**PROBLEM TO WORK ON:**
From the entries that follow, copy each line containing the word "JSON".

**DATASET:**
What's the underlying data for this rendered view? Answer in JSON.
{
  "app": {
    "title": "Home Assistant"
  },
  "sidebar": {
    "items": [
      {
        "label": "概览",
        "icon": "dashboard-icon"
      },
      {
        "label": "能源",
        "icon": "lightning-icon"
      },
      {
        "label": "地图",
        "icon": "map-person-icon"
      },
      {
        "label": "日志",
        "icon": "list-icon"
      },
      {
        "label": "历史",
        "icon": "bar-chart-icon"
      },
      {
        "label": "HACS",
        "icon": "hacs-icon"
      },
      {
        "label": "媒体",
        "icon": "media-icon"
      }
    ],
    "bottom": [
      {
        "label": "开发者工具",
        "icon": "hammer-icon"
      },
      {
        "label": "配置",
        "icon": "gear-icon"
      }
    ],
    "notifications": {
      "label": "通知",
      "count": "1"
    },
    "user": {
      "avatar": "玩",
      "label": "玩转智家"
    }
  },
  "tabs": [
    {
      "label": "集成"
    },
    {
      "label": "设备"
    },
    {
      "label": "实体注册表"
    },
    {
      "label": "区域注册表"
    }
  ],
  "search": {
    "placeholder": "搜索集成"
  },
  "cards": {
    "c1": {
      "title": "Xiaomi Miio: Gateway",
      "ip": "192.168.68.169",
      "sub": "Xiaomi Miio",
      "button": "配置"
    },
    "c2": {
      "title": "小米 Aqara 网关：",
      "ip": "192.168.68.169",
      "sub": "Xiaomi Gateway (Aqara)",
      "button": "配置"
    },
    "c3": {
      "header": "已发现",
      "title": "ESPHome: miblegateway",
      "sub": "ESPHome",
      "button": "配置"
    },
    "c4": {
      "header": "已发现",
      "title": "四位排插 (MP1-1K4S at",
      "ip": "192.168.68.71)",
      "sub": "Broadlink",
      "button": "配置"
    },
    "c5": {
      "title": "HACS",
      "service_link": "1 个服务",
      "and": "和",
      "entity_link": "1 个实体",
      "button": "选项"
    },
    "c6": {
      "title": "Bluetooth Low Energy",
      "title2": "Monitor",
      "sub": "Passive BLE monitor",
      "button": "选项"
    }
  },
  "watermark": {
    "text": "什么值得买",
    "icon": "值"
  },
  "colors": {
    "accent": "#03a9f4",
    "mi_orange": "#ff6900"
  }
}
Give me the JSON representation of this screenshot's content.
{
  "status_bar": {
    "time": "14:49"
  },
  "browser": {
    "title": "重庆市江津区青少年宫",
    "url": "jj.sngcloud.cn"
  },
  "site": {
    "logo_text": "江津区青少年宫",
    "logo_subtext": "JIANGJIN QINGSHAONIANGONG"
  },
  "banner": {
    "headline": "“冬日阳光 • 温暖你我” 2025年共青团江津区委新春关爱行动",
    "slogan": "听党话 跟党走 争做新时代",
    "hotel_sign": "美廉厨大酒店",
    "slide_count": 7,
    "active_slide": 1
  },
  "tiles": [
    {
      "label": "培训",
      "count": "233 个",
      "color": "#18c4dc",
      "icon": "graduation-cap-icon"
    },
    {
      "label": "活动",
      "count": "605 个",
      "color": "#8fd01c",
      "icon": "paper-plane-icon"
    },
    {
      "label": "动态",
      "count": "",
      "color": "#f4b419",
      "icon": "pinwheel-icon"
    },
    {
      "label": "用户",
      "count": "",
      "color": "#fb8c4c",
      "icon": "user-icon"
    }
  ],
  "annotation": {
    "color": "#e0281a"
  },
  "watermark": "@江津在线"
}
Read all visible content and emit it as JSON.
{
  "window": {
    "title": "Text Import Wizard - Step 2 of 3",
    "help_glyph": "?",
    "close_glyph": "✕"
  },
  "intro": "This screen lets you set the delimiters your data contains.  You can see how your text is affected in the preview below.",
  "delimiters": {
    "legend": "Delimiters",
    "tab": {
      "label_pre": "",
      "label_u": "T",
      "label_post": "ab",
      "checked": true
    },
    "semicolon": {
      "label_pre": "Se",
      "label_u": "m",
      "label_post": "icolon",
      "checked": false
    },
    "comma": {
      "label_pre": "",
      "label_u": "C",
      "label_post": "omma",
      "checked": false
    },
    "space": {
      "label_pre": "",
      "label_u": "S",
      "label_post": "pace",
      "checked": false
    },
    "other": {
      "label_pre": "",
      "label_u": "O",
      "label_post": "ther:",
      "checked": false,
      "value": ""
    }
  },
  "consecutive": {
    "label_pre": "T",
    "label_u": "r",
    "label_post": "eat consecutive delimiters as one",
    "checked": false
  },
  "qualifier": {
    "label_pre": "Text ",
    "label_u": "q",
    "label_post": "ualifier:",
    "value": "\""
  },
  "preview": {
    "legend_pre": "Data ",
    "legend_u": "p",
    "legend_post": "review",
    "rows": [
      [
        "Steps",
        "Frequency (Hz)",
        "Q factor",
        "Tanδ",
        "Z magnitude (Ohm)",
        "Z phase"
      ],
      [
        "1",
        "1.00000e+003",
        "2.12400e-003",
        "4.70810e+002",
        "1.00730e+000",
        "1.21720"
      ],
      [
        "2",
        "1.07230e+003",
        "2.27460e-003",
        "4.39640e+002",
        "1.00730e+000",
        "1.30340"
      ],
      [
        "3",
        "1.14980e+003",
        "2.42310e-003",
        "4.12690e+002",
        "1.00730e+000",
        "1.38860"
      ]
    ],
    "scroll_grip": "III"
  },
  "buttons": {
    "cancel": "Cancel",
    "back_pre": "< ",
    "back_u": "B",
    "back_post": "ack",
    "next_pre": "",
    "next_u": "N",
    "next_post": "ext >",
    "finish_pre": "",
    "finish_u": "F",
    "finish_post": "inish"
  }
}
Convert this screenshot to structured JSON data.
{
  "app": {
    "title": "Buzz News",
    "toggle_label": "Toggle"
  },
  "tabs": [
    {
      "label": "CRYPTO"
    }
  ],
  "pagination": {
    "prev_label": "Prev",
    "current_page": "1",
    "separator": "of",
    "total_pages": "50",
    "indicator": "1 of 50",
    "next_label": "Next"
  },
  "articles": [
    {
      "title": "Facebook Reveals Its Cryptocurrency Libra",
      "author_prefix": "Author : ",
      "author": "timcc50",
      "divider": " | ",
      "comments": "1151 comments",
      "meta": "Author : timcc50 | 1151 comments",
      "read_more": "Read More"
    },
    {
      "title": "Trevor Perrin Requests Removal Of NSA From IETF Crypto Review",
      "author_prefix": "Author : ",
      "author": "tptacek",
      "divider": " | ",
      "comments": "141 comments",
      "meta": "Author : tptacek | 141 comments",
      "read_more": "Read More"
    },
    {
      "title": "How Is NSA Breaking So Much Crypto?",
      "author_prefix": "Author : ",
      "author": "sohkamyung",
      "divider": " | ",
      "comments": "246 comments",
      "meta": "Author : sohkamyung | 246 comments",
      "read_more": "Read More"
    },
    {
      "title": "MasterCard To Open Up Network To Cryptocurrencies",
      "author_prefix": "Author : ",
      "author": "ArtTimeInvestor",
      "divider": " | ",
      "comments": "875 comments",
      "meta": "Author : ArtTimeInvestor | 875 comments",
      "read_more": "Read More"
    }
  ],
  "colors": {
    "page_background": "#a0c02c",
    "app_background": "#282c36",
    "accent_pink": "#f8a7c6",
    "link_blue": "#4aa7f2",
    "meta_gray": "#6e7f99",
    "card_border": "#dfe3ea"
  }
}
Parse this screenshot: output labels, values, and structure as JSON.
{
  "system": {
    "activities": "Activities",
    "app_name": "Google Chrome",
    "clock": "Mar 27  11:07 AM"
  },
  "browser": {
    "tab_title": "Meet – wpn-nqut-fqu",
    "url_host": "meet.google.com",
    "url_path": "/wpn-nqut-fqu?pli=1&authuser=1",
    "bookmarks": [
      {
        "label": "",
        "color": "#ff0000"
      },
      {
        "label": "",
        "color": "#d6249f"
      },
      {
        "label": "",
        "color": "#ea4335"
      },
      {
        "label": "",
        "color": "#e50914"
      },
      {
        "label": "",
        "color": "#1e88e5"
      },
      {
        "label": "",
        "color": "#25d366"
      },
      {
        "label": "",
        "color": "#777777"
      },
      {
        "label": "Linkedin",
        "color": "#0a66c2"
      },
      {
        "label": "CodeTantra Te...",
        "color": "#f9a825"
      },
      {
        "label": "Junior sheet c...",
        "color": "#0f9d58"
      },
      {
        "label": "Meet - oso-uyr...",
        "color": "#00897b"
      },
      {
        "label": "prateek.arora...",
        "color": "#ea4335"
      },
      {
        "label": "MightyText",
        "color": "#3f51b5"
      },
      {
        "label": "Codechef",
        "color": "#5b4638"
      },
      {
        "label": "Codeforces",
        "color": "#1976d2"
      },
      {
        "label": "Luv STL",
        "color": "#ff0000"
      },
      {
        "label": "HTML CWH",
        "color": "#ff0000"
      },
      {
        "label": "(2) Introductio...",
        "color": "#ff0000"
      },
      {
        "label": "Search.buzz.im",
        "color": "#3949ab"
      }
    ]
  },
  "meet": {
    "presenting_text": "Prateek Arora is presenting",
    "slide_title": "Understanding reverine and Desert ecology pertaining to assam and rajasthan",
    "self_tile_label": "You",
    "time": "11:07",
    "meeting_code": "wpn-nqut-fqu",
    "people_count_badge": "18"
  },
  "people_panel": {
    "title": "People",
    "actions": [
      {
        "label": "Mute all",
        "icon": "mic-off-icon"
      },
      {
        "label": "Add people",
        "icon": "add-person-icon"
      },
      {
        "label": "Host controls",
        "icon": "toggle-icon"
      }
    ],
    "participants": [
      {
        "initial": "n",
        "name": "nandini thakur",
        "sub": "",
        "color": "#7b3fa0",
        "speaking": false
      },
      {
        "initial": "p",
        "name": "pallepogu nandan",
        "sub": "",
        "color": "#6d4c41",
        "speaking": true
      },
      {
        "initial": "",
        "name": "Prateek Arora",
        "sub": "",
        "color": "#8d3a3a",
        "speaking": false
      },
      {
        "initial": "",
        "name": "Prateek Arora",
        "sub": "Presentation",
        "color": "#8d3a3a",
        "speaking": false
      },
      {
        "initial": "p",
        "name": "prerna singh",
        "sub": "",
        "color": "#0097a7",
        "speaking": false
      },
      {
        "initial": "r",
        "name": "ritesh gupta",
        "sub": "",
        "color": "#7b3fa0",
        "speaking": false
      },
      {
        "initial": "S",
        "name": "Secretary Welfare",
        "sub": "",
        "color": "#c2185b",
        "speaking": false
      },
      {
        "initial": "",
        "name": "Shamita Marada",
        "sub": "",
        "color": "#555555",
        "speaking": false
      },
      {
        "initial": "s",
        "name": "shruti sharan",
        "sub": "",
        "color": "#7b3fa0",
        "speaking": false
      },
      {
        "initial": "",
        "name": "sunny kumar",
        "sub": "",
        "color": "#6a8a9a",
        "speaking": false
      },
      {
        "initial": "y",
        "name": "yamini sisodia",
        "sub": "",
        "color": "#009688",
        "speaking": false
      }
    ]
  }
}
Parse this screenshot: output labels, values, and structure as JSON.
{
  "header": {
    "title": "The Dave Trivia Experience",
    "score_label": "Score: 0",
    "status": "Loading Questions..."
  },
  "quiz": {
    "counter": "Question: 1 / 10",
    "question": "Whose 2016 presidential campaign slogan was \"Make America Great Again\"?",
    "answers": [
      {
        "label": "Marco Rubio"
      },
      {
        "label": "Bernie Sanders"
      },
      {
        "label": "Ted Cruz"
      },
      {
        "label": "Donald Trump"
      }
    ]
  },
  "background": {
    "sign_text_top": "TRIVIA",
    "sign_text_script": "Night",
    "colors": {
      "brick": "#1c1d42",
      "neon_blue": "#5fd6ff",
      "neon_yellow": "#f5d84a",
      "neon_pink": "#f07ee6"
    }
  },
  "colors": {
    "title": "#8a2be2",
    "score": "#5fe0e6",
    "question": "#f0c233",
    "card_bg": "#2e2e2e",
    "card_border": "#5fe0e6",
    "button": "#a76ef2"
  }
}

**YOUR SOLUTION:**
What's the underlying data for this rendered view? Answer in JSON.
Give me the JSON representation of this screenshot's content.
Read all visible content and emit it as JSON.
Convert this screenshot to structured JSON data.
Parse this screenshot: output labels, values, and structure as JSON.
Parse this screenshot: output labels, values, and structure as JSON.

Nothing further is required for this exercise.